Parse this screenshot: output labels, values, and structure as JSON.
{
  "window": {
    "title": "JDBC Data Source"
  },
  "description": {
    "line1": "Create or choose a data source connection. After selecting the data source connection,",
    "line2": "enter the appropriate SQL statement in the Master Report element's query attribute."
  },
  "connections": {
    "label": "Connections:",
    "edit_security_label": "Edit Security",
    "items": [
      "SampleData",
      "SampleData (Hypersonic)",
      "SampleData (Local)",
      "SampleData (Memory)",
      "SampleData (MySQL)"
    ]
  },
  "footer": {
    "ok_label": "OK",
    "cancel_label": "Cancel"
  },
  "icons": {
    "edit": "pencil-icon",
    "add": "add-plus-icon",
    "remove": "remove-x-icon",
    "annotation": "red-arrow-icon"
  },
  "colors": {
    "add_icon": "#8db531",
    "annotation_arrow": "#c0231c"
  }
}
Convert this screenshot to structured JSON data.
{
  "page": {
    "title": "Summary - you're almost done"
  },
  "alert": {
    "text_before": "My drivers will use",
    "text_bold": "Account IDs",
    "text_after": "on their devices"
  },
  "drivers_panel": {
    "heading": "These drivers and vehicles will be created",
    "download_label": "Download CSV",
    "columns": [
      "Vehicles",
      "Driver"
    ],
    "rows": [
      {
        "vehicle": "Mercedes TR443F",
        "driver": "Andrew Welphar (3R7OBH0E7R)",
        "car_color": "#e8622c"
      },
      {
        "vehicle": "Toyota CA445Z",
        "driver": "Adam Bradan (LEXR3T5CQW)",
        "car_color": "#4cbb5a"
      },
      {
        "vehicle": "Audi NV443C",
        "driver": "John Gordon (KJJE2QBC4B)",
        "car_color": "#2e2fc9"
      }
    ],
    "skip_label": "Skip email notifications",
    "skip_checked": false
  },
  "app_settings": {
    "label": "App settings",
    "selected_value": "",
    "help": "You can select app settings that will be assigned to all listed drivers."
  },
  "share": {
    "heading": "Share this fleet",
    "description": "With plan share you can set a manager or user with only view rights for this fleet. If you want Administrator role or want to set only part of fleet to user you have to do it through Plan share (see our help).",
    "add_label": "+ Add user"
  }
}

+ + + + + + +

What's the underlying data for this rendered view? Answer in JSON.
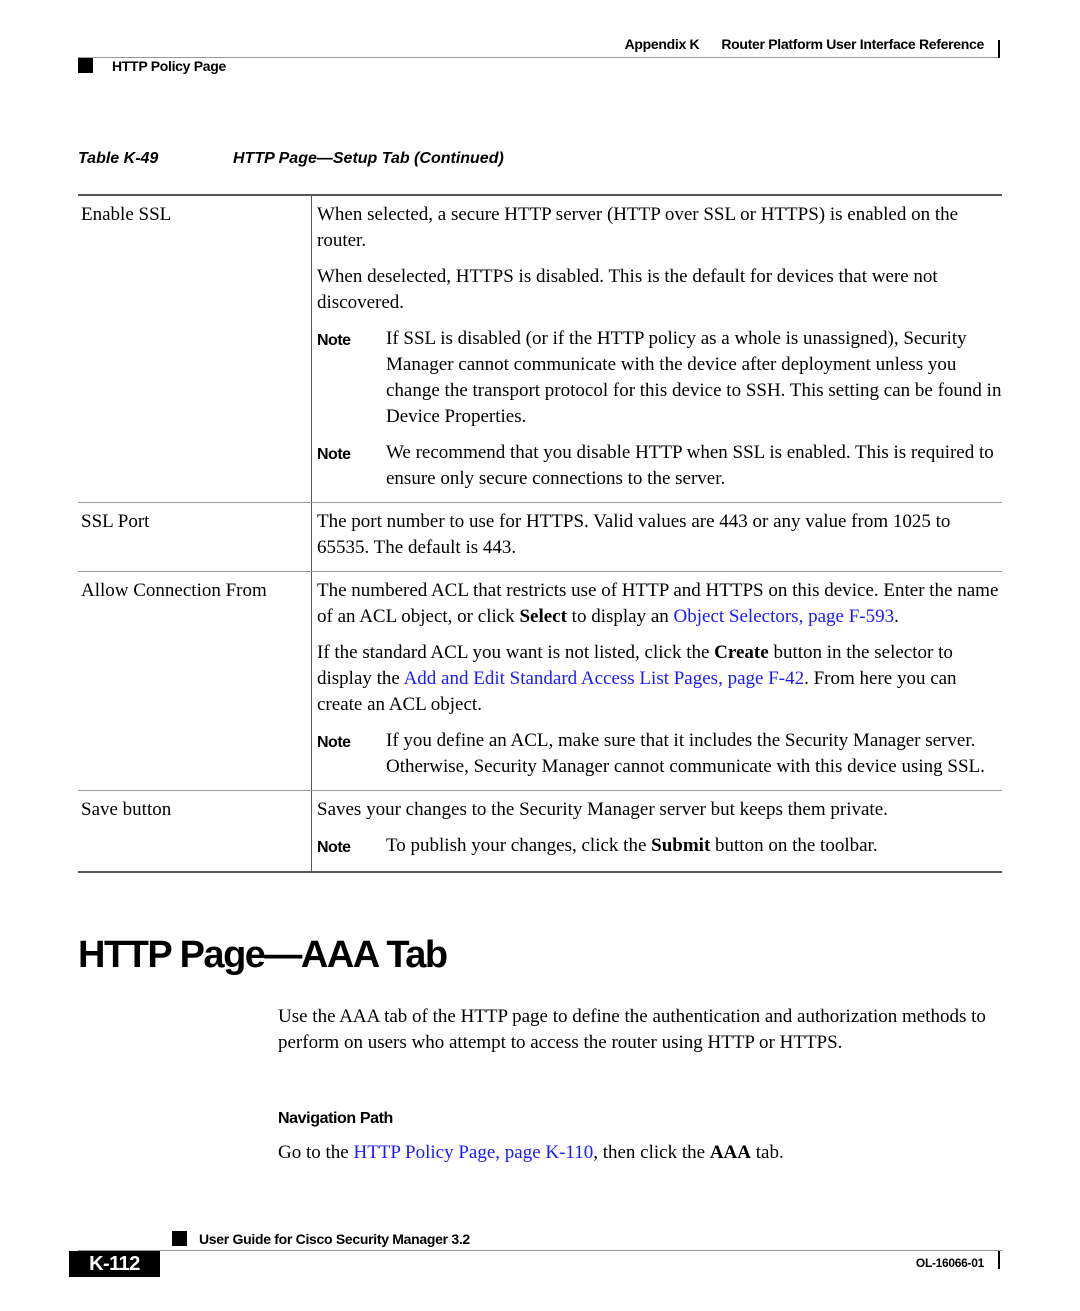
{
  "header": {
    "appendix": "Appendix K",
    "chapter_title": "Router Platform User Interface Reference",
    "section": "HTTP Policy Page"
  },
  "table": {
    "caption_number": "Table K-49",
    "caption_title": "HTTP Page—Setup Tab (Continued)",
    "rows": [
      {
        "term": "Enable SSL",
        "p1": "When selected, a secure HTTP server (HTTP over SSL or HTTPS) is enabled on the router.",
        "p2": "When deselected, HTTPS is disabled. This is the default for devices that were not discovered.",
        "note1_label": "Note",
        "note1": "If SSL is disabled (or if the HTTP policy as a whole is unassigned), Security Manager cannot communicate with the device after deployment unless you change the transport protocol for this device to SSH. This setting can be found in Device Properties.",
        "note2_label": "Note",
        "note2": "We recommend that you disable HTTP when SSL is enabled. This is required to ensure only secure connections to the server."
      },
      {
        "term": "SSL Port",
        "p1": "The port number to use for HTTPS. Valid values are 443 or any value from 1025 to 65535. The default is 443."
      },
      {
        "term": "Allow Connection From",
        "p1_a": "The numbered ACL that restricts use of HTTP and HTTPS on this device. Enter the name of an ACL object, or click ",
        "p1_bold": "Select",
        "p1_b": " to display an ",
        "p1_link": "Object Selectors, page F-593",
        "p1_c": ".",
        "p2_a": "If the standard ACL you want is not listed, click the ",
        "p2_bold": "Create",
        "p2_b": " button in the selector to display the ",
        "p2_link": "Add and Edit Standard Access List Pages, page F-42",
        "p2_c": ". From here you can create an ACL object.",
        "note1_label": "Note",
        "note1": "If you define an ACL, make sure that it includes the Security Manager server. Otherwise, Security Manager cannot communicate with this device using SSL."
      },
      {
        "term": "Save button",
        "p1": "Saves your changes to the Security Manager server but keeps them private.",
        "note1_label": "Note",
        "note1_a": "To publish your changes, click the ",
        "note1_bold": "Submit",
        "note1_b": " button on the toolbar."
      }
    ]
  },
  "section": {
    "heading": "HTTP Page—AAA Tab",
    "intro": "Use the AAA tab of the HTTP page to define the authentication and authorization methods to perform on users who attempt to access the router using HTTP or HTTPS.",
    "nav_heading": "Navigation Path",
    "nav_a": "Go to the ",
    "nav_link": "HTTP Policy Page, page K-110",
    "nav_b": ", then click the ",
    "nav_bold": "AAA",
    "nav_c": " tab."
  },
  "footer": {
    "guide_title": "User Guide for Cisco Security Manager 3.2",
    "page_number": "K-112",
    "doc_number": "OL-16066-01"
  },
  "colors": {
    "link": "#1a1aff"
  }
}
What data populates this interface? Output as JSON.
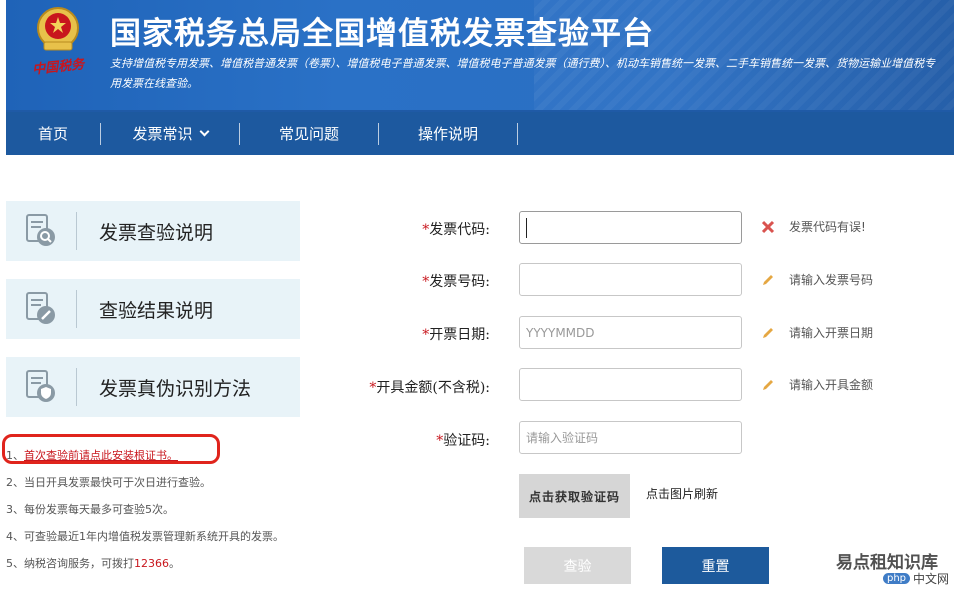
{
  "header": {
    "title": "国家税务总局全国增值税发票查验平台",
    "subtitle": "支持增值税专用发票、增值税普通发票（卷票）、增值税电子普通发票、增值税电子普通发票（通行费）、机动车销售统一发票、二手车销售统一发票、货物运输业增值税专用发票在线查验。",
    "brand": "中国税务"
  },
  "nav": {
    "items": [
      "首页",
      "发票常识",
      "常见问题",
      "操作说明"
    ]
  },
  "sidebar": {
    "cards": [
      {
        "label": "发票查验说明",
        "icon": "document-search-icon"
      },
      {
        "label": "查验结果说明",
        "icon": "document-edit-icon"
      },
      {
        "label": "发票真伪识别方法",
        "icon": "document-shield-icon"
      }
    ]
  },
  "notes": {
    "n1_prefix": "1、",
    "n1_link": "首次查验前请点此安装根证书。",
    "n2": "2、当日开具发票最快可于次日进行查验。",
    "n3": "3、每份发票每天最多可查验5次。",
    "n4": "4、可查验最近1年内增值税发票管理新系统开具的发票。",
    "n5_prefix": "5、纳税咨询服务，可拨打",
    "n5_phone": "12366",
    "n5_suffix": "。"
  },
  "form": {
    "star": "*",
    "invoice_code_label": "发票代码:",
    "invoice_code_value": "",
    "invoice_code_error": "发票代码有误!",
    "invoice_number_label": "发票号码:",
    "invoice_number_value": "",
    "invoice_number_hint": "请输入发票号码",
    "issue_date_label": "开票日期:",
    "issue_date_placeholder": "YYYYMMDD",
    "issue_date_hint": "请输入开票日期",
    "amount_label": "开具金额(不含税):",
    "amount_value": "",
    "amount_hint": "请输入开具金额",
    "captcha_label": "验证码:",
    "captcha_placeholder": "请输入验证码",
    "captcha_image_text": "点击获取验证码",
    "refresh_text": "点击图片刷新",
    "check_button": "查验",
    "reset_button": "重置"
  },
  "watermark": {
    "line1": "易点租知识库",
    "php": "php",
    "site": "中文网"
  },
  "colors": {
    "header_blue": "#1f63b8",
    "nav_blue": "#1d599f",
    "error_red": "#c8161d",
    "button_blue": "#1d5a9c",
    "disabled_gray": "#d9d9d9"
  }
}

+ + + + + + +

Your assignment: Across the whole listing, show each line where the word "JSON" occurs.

Solution to this problem:
Parse this screenshot: output labels, values, and structure as JSON.
Convert this screenshot to structured JSON data.
What's the underlying data for this rendered view? Answer in JSON.
What data populates this interface? Output as JSON.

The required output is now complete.